Throughout the 1990s, however, the Saudi leadership rejected their demands for reform, even imprisoning a number of them. Indeed, since the Kingdom's founding, the state won all confrontations with hard-line Islamic opposition forces, and enjoyed strong public backing in doing so. But since the attacks of September 11, 2001, and particularly since the May and November 2003 terrorist attacks in Riyadh, the Saudi leadership has felt newly vulnerable, and thus has become more receptive to some demands for reform. It has included more than a dozen Salafis, along with other Islamists and liberals, in the National Dialogue, a soul-searching process on reform that began last fall. The attacks have also emboldened progressive Islamists to blame Salafi doctrine and preaching for radicalizing some Saudi youth. Such criticism would have been too politically risky prior to the Riyadh bombings.
In this new environment, splits within the Salafi movement on crucial theological and policy matters are becoming apparent. The Salafis have been unable to offer coherent positions on issues under discussion in the National Dialogue. These issues include the need to update laws and regulations, modernize the educational curriculum, expand women's employment, adopt a more tolerant jurisprudence, open the doors of Saudi Arabia to the rest of the world, and comply with international law.
Recently some of the relatively more progressive Salafis, such as the writer Mansoor Anugaidan and the former judge Abdulaziz Al Kasim, along with Brotherhood figures and independent scholars, have come to represent a new "group," the so-called neo-Islamists. They are distinguished by their receptivity to the forces of modernity. So far, the neo-Islamists are participating constructively in the National Dialogue. They use the Quran, the Sunna, and even Salafi jurisprudence to support their modernizing platform, which includes supporting civil society, introducing a more tolerant religious curriculum, codifying the Sharia, and holding elections for a parliamentary form of government.
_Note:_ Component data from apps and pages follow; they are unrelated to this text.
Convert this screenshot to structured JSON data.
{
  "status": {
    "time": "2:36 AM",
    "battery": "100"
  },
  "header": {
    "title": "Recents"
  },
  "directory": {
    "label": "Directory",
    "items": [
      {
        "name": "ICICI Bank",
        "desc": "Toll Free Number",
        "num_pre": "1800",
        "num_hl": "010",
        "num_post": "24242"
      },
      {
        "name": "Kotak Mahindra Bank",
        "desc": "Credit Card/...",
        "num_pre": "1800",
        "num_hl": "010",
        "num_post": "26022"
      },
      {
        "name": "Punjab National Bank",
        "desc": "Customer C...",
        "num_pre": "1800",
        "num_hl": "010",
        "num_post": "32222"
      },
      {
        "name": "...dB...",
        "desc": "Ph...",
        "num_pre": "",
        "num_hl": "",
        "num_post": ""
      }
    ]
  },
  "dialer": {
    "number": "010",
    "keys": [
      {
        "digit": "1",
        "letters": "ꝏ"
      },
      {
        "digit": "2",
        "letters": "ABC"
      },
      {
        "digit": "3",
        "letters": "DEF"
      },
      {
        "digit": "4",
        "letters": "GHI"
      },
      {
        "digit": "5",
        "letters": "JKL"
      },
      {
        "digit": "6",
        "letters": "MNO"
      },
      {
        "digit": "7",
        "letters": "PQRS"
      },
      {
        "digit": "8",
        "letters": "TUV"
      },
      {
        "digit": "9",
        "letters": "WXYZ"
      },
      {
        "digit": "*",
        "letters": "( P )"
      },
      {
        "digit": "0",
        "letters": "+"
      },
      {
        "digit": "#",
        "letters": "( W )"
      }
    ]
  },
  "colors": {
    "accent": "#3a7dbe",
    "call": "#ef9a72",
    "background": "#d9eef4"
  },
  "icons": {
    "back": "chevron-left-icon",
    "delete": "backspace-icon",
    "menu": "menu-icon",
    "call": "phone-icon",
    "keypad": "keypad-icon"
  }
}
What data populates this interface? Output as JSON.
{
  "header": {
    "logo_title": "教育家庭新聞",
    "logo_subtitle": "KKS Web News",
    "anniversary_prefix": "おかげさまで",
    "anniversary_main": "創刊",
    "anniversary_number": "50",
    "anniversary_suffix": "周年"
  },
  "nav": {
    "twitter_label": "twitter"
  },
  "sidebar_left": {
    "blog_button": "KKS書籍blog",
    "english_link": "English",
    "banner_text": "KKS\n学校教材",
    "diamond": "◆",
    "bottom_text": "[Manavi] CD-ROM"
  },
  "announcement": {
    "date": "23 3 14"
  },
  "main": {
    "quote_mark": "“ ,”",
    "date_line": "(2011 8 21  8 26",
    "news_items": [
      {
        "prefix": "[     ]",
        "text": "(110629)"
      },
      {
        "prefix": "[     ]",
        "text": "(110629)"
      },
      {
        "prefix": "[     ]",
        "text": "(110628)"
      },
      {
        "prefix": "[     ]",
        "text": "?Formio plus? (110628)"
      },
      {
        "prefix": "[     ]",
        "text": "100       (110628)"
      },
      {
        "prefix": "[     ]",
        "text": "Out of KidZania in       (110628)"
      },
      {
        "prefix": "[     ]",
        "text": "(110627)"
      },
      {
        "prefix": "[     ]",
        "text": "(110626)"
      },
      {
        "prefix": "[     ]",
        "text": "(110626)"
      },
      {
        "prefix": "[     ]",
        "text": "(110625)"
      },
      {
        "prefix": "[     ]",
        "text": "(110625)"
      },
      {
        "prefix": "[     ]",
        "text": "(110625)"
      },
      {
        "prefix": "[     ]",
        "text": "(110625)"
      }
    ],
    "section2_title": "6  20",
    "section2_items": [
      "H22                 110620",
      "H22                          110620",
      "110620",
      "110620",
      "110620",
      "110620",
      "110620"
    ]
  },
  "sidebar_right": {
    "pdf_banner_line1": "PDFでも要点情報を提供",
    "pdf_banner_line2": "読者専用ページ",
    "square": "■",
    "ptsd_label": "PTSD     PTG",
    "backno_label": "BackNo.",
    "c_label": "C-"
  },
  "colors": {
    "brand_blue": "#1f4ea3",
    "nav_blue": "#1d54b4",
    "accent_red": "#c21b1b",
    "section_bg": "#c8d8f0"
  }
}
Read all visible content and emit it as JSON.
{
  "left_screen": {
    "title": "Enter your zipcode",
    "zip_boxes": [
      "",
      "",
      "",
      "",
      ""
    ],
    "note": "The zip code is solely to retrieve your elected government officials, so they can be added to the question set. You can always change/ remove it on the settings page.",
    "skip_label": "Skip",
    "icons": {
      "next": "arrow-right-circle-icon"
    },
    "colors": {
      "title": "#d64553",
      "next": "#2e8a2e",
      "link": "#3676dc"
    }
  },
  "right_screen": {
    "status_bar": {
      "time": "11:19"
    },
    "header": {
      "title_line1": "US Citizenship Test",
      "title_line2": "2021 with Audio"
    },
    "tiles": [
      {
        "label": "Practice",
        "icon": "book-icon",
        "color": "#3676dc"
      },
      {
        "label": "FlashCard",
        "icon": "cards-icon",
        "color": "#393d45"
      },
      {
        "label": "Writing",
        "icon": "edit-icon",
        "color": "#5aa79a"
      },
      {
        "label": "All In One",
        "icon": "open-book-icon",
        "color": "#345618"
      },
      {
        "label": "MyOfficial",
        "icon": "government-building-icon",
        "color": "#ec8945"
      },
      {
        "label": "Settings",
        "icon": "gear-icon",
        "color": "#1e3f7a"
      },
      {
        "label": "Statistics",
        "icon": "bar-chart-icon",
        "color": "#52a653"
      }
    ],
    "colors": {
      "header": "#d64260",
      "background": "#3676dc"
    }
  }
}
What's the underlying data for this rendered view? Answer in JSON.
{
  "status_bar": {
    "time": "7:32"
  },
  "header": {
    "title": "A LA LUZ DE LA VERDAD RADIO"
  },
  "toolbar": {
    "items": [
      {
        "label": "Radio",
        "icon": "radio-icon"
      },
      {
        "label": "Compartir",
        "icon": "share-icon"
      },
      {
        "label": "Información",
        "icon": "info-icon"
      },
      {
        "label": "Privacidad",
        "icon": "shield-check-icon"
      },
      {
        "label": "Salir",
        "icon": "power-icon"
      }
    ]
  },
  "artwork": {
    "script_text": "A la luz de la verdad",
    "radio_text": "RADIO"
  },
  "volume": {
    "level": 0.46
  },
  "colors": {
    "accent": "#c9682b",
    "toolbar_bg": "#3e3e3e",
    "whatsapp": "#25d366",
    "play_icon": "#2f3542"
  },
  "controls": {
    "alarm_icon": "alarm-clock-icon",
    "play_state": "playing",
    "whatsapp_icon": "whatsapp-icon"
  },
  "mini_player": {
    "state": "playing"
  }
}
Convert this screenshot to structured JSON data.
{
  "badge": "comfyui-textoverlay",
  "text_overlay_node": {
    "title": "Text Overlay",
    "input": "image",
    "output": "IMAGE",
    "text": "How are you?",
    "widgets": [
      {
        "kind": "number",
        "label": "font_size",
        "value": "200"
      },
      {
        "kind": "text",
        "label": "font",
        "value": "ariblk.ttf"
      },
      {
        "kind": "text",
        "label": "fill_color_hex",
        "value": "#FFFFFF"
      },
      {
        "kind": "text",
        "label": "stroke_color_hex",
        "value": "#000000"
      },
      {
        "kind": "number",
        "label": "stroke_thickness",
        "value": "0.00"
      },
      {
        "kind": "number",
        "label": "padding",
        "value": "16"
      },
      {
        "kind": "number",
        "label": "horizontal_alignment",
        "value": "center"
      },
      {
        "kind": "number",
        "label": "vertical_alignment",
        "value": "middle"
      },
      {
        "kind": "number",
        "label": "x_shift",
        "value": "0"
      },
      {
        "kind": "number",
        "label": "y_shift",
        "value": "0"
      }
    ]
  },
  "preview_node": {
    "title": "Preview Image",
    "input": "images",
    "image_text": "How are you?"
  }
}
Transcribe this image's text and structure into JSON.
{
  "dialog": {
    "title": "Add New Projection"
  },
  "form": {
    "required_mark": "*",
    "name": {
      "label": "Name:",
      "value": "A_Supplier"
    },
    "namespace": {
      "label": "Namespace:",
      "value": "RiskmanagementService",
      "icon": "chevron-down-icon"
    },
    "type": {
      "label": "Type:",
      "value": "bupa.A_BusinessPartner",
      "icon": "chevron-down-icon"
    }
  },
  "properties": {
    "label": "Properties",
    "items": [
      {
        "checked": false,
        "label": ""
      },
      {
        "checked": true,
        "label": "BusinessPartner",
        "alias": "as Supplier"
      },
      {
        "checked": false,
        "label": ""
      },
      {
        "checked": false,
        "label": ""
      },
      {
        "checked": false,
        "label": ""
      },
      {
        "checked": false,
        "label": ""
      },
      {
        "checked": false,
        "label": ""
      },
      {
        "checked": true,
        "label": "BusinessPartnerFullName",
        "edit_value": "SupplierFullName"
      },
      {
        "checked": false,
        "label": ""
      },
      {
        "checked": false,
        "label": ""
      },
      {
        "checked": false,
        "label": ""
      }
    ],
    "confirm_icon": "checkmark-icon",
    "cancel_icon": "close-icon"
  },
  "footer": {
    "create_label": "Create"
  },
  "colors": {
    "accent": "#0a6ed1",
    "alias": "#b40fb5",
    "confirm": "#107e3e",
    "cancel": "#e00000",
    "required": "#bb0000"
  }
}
Not only are the neo-Islamists' reform ideas a dramatic departure from the Salafi opposition's longstanding discourse, but some of them are, remarkably, more progressive than what senior officials themselves are willing to endorse. Crown Prince Abdullah, for instance, described the neo-Islamists' recent proposal for a constitutional monarchy as a "leap in the dark." It is uncertain whether neo-Islamists could ever manage to build the institutional networks and gain the popular support that have led the Salafis to dominate the Islamic opposition for so many years. But the fact that Saudi Islamists have even put forward such ideas illustrates the dynamism that Saudi Arabia, a deeply conservative country, is experiencing.
Jamal Khashoggi is media advisor to the Ambassador of Saudi Arabia to the United Kingdom. Previously, he was the editor of the Saudi newspaper Al Watan.